(Page and application data records)
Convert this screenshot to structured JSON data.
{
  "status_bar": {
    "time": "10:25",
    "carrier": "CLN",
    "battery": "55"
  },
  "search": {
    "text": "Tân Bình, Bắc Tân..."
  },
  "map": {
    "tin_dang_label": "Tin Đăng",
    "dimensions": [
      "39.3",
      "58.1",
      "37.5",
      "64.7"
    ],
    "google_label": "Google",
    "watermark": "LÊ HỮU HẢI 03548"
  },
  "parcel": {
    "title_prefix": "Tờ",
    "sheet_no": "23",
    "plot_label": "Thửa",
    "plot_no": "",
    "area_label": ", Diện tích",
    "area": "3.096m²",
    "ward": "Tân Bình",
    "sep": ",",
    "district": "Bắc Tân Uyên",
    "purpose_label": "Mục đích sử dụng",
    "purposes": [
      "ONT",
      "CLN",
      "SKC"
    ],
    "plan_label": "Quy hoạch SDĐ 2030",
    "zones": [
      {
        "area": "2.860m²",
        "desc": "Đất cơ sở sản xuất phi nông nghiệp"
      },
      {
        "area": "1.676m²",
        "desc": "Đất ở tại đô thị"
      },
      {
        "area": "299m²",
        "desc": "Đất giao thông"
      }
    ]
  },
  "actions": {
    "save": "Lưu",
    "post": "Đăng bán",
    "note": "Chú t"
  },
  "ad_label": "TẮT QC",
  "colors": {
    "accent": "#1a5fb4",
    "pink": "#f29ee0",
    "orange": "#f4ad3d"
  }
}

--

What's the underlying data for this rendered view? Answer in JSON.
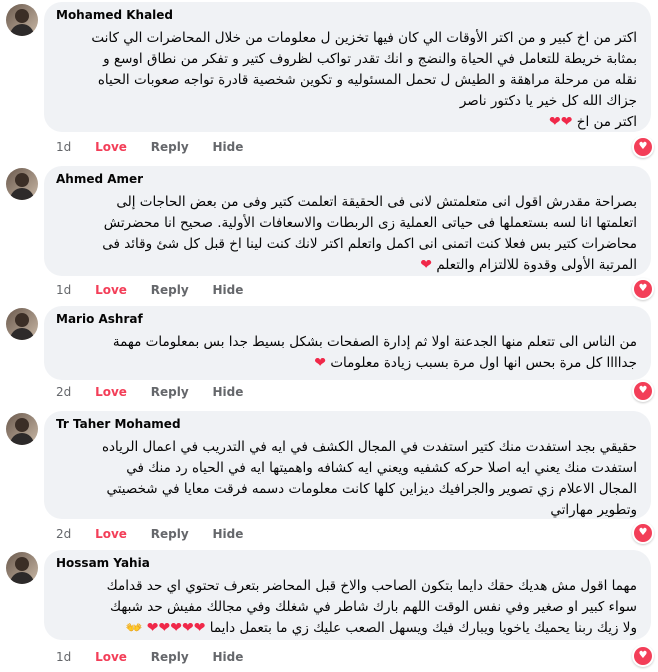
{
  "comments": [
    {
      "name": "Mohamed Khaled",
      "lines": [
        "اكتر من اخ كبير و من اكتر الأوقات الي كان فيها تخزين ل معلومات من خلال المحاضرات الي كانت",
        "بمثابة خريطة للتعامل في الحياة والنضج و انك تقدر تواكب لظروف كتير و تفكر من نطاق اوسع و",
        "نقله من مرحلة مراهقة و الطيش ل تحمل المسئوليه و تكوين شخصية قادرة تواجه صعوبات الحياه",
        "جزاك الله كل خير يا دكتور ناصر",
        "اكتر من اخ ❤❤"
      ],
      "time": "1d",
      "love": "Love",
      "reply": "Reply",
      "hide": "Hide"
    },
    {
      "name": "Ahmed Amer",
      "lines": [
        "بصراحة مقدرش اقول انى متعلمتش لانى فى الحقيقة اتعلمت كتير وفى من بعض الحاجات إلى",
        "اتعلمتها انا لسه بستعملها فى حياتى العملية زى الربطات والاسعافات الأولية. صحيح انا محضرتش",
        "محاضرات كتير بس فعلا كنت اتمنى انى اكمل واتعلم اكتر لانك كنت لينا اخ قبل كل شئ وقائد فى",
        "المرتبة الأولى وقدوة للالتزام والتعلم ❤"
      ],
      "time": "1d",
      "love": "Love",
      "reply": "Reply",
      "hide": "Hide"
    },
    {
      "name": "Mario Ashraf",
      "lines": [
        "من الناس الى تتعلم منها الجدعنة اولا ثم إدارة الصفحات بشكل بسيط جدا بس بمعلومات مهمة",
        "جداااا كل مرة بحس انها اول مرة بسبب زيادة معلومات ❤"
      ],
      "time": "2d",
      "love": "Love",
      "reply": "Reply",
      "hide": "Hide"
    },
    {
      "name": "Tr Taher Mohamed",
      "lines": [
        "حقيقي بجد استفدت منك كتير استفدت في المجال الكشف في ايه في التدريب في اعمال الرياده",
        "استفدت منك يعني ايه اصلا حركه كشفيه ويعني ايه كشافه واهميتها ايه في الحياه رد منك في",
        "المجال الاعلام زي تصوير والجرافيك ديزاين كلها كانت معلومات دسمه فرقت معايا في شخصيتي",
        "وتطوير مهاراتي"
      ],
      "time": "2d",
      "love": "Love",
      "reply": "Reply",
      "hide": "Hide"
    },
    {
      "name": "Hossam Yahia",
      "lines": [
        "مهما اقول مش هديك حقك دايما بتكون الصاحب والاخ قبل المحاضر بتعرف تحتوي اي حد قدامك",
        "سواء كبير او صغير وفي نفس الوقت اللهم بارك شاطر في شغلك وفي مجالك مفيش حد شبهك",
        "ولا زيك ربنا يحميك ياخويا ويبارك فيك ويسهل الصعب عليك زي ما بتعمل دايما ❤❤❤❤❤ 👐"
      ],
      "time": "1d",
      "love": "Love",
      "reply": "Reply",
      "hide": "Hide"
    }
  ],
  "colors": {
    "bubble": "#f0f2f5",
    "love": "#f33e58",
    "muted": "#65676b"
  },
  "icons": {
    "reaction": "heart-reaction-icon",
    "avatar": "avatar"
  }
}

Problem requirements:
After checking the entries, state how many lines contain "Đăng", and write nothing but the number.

Written answer:
2